Teach your child that no-one has the right to touch or ask to see their private parts; and if someone does, they must tell you or a trusted adult straightaway. Reinforce that they must keep on telling until they are believed. Statistics tell us that a child will need to tell three people before they are believed. As your child becomes older (3+) help them to identify five people they could tell. These people are part of their ‘Safety Network’. Note: one person should not be a family member.


Teach your child that if someone (i.e. the perpetrator) shows them images of private parts, asks them to touch their own private parts and/or shows their private parts to the child that this is wrong also, and that they must tell a trusted adult straightaway. Reinforce that they must keep on telling until they are believed.


At the same time as you are discussing inappropriate touch, talk about feelings. Discuss what it feels like to be happy, sad, angry, excited, etc. Encourage your child in daily activities to talk about their feelings, e.g. “I felt really sad when … pushed me over.” This way your child will be more able to verbalize how they are feeling if someone does touch them inappropriately.


Talk with your child about feeling ‘safe’ and ‘unsafe’. Discuss times when your child might feel ‘unsafe’, e.g. being pushed down a steep slide; or ‘safe’, e.g. snuggled up on the couch reading a book with you. Children need to understand the different emotions that come with feeling ‘safe’ and ‘unsafe’. For example, when feeling ‘safe’, they may feel happy and have a warm feeling inside; when feeling ‘unsafe’ they may feel scared and have a sick feeling in their tummy.

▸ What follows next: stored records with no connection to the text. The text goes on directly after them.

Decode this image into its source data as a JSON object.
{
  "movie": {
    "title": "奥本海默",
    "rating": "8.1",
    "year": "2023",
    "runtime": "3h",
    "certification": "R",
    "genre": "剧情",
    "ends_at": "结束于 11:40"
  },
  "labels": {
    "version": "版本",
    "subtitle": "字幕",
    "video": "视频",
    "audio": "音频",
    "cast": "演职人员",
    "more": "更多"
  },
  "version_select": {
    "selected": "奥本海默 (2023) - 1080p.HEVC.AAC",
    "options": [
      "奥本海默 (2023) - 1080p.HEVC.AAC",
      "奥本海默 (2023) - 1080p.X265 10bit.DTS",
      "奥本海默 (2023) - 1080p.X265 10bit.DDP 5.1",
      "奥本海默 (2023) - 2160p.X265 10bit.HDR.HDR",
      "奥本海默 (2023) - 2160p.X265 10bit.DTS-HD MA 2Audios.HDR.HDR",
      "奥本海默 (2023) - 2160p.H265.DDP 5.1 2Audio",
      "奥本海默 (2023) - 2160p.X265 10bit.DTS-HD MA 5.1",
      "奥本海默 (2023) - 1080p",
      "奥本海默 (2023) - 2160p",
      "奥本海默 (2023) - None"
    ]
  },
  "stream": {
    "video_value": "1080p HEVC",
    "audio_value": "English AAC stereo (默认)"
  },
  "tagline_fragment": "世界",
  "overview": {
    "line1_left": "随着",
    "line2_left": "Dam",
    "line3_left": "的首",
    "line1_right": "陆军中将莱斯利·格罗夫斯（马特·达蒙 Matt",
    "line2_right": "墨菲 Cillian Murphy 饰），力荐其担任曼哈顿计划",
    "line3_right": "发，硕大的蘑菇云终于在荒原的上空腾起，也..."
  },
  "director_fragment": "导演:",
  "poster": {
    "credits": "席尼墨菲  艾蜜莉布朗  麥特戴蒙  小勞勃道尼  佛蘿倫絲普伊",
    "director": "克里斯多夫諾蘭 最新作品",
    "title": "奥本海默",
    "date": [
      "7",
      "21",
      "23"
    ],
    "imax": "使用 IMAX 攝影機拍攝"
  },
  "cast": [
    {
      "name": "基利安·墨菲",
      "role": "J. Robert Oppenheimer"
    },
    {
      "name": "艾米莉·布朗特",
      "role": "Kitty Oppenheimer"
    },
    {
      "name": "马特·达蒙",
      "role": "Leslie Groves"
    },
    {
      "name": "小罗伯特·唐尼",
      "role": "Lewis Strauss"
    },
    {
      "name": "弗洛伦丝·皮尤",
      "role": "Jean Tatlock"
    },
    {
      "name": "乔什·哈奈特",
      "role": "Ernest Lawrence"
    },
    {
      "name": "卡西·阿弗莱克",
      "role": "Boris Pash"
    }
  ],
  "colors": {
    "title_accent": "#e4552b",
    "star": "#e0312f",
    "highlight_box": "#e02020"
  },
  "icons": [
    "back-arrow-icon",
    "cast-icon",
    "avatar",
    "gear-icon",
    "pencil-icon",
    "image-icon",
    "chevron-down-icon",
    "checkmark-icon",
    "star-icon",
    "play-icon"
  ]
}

Discuss with your child their ‘Early Warning Signs’ when feeling unsafe, i.e. heart racing, feeling sick in the tummy, sweaty palms, feeling like crying. Let them come up with some ideas of their own. Tell your child that they must tell you if any of their ‘Early Warning Signs’ happen in any situation. Reinforce that you will always believe them and that they can tell you anything. You will find and Early Warning Signs poster 


As your child grows, try as much as possible to discourage the keeping of secrets. (Perpetrators rely heavily on children keeping secrets.) Talk about happy surprises such as not telling Grandma about her surprise birthday party and ‘bad’ secrets such as someone touching your private parts. Make sure your child knows that if someone does ask them to keep an inappropriate secret that they must tell you or someone in their ‘Safety Network’ straightaway.

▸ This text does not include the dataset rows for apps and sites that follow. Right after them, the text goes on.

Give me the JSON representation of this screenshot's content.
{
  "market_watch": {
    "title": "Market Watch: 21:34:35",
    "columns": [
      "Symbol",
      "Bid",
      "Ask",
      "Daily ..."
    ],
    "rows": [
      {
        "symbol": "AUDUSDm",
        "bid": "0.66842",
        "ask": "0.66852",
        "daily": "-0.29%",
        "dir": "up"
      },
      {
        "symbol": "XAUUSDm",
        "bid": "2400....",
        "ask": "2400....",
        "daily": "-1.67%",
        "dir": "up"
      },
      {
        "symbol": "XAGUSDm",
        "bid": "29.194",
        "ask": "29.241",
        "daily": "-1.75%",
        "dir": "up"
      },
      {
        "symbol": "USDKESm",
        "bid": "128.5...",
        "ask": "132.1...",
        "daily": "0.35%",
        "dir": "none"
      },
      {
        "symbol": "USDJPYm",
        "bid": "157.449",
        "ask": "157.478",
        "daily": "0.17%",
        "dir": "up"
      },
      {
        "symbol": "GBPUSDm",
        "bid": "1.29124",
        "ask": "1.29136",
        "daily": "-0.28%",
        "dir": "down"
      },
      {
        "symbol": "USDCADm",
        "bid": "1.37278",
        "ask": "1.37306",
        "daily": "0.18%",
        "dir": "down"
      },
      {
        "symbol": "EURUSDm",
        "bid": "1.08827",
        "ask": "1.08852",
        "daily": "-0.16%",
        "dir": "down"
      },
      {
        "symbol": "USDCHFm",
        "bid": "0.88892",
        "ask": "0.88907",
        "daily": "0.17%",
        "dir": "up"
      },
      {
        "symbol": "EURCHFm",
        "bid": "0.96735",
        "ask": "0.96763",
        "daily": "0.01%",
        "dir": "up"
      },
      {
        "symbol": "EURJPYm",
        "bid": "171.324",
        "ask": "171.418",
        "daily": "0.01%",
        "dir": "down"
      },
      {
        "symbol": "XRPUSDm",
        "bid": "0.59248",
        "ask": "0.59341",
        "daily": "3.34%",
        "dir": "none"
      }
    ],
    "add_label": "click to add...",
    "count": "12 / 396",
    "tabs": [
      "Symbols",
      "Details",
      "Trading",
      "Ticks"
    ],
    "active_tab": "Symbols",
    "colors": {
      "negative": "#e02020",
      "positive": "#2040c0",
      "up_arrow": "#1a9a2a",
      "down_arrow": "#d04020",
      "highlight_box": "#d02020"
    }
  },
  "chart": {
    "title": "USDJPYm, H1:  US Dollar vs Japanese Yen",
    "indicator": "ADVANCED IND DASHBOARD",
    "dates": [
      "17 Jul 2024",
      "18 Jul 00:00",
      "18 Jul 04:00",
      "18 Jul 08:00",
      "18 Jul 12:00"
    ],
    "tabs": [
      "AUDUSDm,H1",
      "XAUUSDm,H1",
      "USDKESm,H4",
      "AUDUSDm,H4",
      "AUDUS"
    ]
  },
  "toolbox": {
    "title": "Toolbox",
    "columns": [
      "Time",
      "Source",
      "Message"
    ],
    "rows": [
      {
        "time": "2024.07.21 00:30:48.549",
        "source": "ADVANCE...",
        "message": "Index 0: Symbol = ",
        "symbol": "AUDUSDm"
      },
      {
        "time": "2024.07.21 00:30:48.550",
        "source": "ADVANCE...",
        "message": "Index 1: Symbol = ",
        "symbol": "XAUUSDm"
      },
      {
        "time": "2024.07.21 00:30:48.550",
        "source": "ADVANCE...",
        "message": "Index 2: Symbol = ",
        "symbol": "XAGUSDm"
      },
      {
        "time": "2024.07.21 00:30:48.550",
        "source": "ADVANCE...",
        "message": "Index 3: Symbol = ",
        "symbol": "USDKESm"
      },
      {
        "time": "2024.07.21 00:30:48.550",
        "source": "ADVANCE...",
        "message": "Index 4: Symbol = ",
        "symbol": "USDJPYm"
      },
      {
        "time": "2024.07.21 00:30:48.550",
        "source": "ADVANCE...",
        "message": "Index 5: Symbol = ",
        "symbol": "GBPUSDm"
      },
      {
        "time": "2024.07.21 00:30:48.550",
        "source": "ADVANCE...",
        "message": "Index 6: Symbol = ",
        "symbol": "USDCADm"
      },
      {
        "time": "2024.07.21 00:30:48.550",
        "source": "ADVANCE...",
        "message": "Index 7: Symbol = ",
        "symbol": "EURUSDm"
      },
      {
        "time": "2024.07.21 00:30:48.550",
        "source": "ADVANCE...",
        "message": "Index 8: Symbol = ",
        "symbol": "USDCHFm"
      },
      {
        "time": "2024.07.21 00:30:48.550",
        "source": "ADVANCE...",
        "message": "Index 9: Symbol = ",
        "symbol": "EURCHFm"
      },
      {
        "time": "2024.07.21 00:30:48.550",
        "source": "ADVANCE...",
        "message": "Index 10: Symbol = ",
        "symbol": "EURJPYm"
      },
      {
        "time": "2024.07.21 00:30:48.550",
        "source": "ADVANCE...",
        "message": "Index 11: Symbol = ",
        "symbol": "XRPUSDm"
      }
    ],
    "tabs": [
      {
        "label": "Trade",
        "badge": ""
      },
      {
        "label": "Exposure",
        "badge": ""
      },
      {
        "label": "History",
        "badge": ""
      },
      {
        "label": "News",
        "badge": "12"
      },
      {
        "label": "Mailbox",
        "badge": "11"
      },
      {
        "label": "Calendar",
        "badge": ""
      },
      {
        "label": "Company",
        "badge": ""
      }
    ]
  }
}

Discuss with your child when it is appropriate for someone to touch their private parts, e.g. a doctor when they are sick (but making sure they know you must be in the room). Discuss with your child that if someone does touch their private parts (without you there) that they have the right to say: ‘No!’ or ‘Stop!’ and outstretch their arm and hand. Children (from a very young age) need to know their body is their body and no-one has the right to touch it inappropriately.

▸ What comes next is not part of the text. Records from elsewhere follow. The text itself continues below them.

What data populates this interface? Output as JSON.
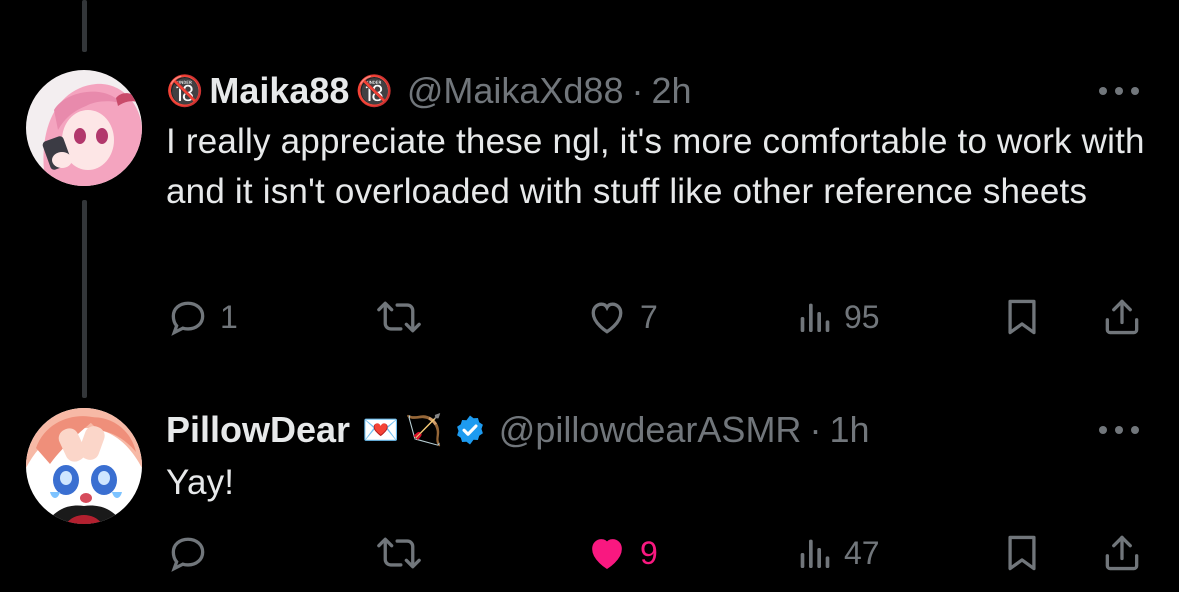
{
  "posts": [
    {
      "display_name": "Maika88",
      "name_prefix_emoji": "🔞",
      "name_suffix_emoji": "🔞",
      "handle": "@MaikaXd88",
      "time": "2h",
      "text": "I really appreciate these ngl, it's more comfortable to work with and it isn't overloaded with stuff like other reference sheets",
      "reply_count": "1",
      "repost_count": "",
      "like_count": "7",
      "view_count": "95",
      "liked": false
    },
    {
      "display_name": "PillowDear",
      "name_badges": [
        "💌",
        "🏹"
      ],
      "verified": true,
      "handle": "@pillowdearASMR",
      "time": "1h",
      "text": "Yay!",
      "reply_count": "",
      "repost_count": "",
      "like_count": "9",
      "view_count": "47",
      "liked": true
    }
  ],
  "colors": {
    "background": "#000000",
    "text": "#e7e9ea",
    "muted": "#71767b",
    "like_active": "#f91880",
    "verified": "#1d9bf0"
  },
  "icons": [
    "reply-icon",
    "repost-icon",
    "like-icon",
    "views-icon",
    "bookmark-icon",
    "share-icon",
    "more-icon",
    "verified-badge-icon"
  ],
  "separator": "·"
}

Read your child ‘Some Secrets Should Never Be Kept’ on a monthly to bi-monthly basis when your child is young. The book can be read and reread to children 3 to 12 years. It is also ideal to read before camps, sleepovers, etc. Go to for more information.Also teach your child ‘The Body Safety Song’ at and download free Body Safety posters for display


Jayneen (aka Jay Dale) is an experienced teacher, editor, author, publisher, and most importantly a mother of three daughters and an advocate for sexual abuse prevention education (Body Safety Education) in homes and schools. Jay has written a number of books to empower children and to give them a voice including: Some Secrets Should Never Be Kept, No Means No!, Pearl Fairweather Pirate Captain and a information guide for parents and teachers entitled Body Safety Education. Jay works passionately and with ongoing commitment to ensure children are taught age-appropriate  sexual abuse prevention education.

For more information on this topic and Jay’s empowering children’s books ‘Some Secrets Should Never Be Kept’, ‘No Means No!’ and ‘Pearl Fairweather Pirate Captain’, and her parents’ guide ‘Body Safety Education — A parents’ guide to protecting kids from sexual abuse’ go

To talk to someone about child sexual abuse or any abuse, or for support as a family member or friend to someone who has experienced sexual abuse, please go to: